The Truth?

However, one should be reminded that the ‘freedom’ is very limited. First, both women and men are
not allowed to have public sexual intercourse, despite the fact that the punishment on gays are harsher
and discrimination towards gays are more serious than those of lesbians. Second, if they are witnessed
to have such behavior, they will absolutely receive serious punishment (Sharhurur 2009: 204-205). In fact,
homosexuality is regarded as immoral and a violation of the normal institution of marriage (Siraj 2012: 451).

Why Religion matters?

Since Djibouti, like many other African countries, is a country with the majority of Muslims, the social attitudes
towards LGBT are largely shaped by Muslim thoughts (Siraj 2012: 451). The influence of Muslim is always stressed that
it largely shapes the identity of people in every aspect of daily life and personal development ( Siraj 2012: 457).
It is regarded as a very serious matter if Muslims violate their religion beliefs, making homosexuals unwilling to
admit their identity. Sometimes they may even find themselves being lost if they are rejected by Muslim society
and family (Siraj 2012).
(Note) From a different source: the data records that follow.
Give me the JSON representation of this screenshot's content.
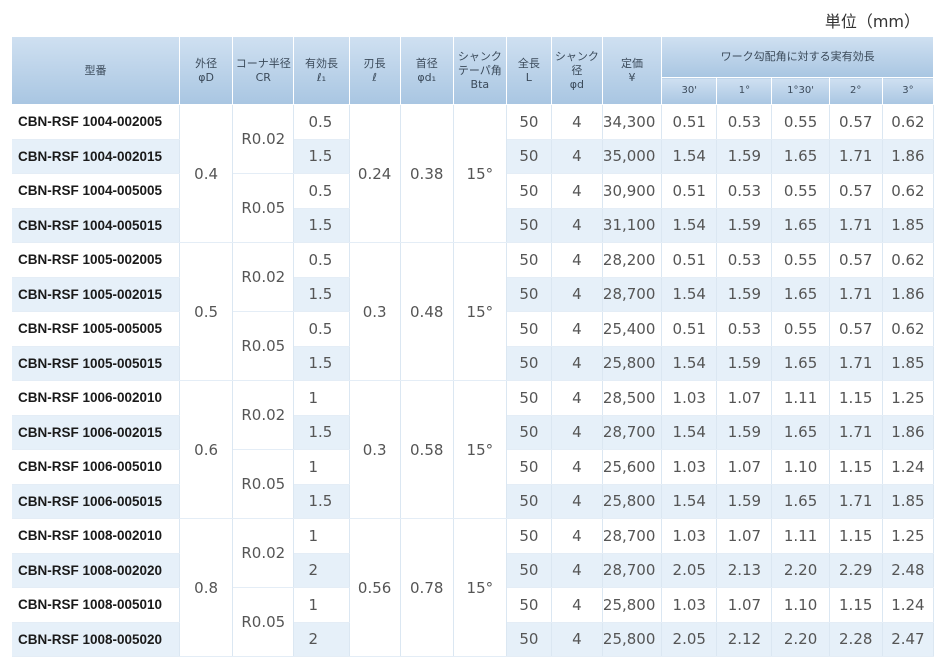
{
  "unit_label": "単位（mm）",
  "headers": {
    "model": "型番",
    "outer": [
      "外径",
      "φD"
    ],
    "corner": [
      "コーナ半径",
      "CR"
    ],
    "effective": [
      "有効長",
      "ℓ₁"
    ],
    "blade": [
      "刃長",
      "ℓ"
    ],
    "neck": [
      "首径",
      "φd₁"
    ],
    "taper": [
      "シャンク",
      "テーパ角",
      "Bta"
    ],
    "total": [
      "全長",
      "L"
    ],
    "shank": [
      "シャンク径",
      "φd"
    ],
    "price": [
      "定価",
      "¥"
    ],
    "work": "ワーク勾配角に対する実有効長",
    "angles": [
      "30'",
      "1°",
      "1°30'",
      "2°",
      "3°"
    ]
  },
  "groups": [
    {
      "outer": "0.4",
      "blade": "0.24",
      "neck": "0.38",
      "taper": "15°",
      "corners": [
        {
          "cr": "R0.02",
          "rows": [
            {
              "model": "CBN-RSF 1004-002005",
              "eff": "0.5",
              "L": "50",
              "d": "4",
              "price": "34,300",
              "vals": [
                "0.51",
                "0.53",
                "0.55",
                "0.57",
                "0.62"
              ]
            },
            {
              "model": "CBN-RSF 1004-002015",
              "eff": "1.5",
              "L": "50",
              "d": "4",
              "price": "35,000",
              "vals": [
                "1.54",
                "1.59",
                "1.65",
                "1.71",
                "1.86"
              ]
            }
          ]
        },
        {
          "cr": "R0.05",
          "rows": [
            {
              "model": "CBN-RSF 1004-005005",
              "eff": "0.5",
              "L": "50",
              "d": "4",
              "price": "30,900",
              "vals": [
                "0.51",
                "0.53",
                "0.55",
                "0.57",
                "0.62"
              ]
            },
            {
              "model": "CBN-RSF 1004-005015",
              "eff": "1.5",
              "L": "50",
              "d": "4",
              "price": "31,100",
              "vals": [
                "1.54",
                "1.59",
                "1.65",
                "1.71",
                "1.85"
              ]
            }
          ]
        }
      ]
    },
    {
      "outer": "0.5",
      "blade": "0.3",
      "neck": "0.48",
      "taper": "15°",
      "corners": [
        {
          "cr": "R0.02",
          "rows": [
            {
              "model": "CBN-RSF 1005-002005",
              "eff": "0.5",
              "L": "50",
              "d": "4",
              "price": "28,200",
              "vals": [
                "0.51",
                "0.53",
                "0.55",
                "0.57",
                "0.62"
              ]
            },
            {
              "model": "CBN-RSF 1005-002015",
              "eff": "1.5",
              "L": "50",
              "d": "4",
              "price": "28,700",
              "vals": [
                "1.54",
                "1.59",
                "1.65",
                "1.71",
                "1.86"
              ]
            }
          ]
        },
        {
          "cr": "R0.05",
          "rows": [
            {
              "model": "CBN-RSF 1005-005005",
              "eff": "0.5",
              "L": "50",
              "d": "4",
              "price": "25,400",
              "vals": [
                "0.51",
                "0.53",
                "0.55",
                "0.57",
                "0.62"
              ]
            },
            {
              "model": "CBN-RSF 1005-005015",
              "eff": "1.5",
              "L": "50",
              "d": "4",
              "price": "25,800",
              "vals": [
                "1.54",
                "1.59",
                "1.65",
                "1.71",
                "1.85"
              ]
            }
          ]
        }
      ]
    },
    {
      "outer": "0.6",
      "blade": "0.3",
      "neck": "0.58",
      "taper": "15°",
      "corners": [
        {
          "cr": "R0.02",
          "rows": [
            {
              "model": "CBN-RSF 1006-002010",
              "eff": "1",
              "L": "50",
              "d": "4",
              "price": "28,500",
              "vals": [
                "1.03",
                "1.07",
                "1.11",
                "1.15",
                "1.25"
              ]
            },
            {
              "model": "CBN-RSF 1006-002015",
              "eff": "1.5",
              "L": "50",
              "d": "4",
              "price": "28,700",
              "vals": [
                "1.54",
                "1.59",
                "1.65",
                "1.71",
                "1.86"
              ]
            }
          ]
        },
        {
          "cr": "R0.05",
          "rows": [
            {
              "model": "CBN-RSF 1006-005010",
              "eff": "1",
              "L": "50",
              "d": "4",
              "price": "25,600",
              "vals": [
                "1.03",
                "1.07",
                "1.10",
                "1.15",
                "1.24"
              ]
            },
            {
              "model": "CBN-RSF 1006-005015",
              "eff": "1.5",
              "L": "50",
              "d": "4",
              "price": "25,800",
              "vals": [
                "1.54",
                "1.59",
                "1.65",
                "1.71",
                "1.85"
              ]
            }
          ]
        }
      ]
    },
    {
      "outer": "0.8",
      "blade": "0.56",
      "neck": "0.78",
      "taper": "15°",
      "corners": [
        {
          "cr": "R0.02",
          "rows": [
            {
              "model": "CBN-RSF 1008-002010",
              "eff": "1",
              "L": "50",
              "d": "4",
              "price": "28,700",
              "vals": [
                "1.03",
                "1.07",
                "1.11",
                "1.15",
                "1.25"
              ]
            },
            {
              "model": "CBN-RSF 1008-002020",
              "eff": "2",
              "L": "50",
              "d": "4",
              "price": "28,700",
              "vals": [
                "2.05",
                "2.13",
                "2.20",
                "2.29",
                "2.48"
              ]
            }
          ]
        },
        {
          "cr": "R0.05",
          "rows": [
            {
              "model": "CBN-RSF 1008-005010",
              "eff": "1",
              "L": "50",
              "d": "4",
              "price": "25,800",
              "vals": [
                "1.03",
                "1.07",
                "1.10",
                "1.15",
                "1.24"
              ]
            },
            {
              "model": "CBN-RSF 1008-005020",
              "eff": "2",
              "L": "50",
              "d": "4",
              "price": "25,800",
              "vals": [
                "2.05",
                "2.12",
                "2.20",
                "2.28",
                "2.47"
              ]
            }
          ]
        }
      ]
    }
  ]
}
The difficulties Lesbian Muslims may encounter (Siraj 2012)

  • supposed to be tied with Muslim which does not accept their sexual oreintation (Siraj 2012: 452)
  • their religious citizenship will be denied if their LGBT identity are known (Siraji 2012: 452)
=>freedom of religion and freedom of relationship cannot exist at the same time
  • no 'theological capital' which possesed by Jewish and Christians, meaning religious organizations for LGBT are not available (Siraj 2012: 452)
  • no support and even opposition from Islamic family members (Siraji 2012: 455)
  • internal struggle between faith and LGBT emotions (Siraji 2012:460)